■ Work required ■
What lines of the data below hold "thumbnail"? Show them.

*-*-*

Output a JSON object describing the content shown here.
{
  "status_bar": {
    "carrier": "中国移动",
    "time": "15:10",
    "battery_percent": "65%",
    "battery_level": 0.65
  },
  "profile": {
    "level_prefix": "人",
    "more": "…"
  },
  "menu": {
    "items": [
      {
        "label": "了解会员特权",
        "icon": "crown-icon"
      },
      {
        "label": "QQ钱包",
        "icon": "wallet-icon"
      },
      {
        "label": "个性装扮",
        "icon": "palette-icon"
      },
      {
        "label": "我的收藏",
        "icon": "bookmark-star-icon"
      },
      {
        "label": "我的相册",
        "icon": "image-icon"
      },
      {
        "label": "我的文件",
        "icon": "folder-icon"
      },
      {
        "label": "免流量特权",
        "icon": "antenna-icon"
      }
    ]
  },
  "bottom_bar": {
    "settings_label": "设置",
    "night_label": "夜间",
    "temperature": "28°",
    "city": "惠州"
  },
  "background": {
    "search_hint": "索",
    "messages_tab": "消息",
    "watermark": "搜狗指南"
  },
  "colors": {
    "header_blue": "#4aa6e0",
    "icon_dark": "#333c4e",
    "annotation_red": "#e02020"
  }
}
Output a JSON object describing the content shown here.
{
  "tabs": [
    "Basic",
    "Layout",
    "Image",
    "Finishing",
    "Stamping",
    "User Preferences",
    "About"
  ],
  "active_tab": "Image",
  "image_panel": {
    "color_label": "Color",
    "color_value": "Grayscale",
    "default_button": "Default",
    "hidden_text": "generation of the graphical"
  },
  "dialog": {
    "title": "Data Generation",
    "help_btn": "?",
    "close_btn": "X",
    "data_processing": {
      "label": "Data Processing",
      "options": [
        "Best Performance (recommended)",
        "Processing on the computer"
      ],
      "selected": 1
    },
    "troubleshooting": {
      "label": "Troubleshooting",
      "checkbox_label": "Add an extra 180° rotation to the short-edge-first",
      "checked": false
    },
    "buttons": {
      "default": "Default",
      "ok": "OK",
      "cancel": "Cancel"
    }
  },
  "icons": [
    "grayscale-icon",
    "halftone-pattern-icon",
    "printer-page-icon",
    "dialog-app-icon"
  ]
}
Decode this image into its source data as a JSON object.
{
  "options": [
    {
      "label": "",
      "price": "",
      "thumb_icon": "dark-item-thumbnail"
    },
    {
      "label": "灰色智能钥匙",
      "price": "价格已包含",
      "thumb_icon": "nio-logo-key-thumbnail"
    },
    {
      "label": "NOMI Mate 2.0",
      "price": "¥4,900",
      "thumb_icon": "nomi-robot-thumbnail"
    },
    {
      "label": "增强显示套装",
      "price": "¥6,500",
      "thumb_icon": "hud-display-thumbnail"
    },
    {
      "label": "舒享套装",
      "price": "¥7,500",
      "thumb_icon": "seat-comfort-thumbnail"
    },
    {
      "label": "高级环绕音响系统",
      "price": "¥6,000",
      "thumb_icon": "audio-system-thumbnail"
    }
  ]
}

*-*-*

■ Result ■
      "thumb_icon": "dark-item-thumbnail"
      "thumb_icon": "nio-logo-key-thumbnail"
      "thumb_icon": "nomi-robot-thumbnail"
      "thumb_icon": "hud-display-thumbnail"
      "thumb_icon": "seat-comfort-thumbnail"
      "thumb_icon": "audio-system-thumbnail"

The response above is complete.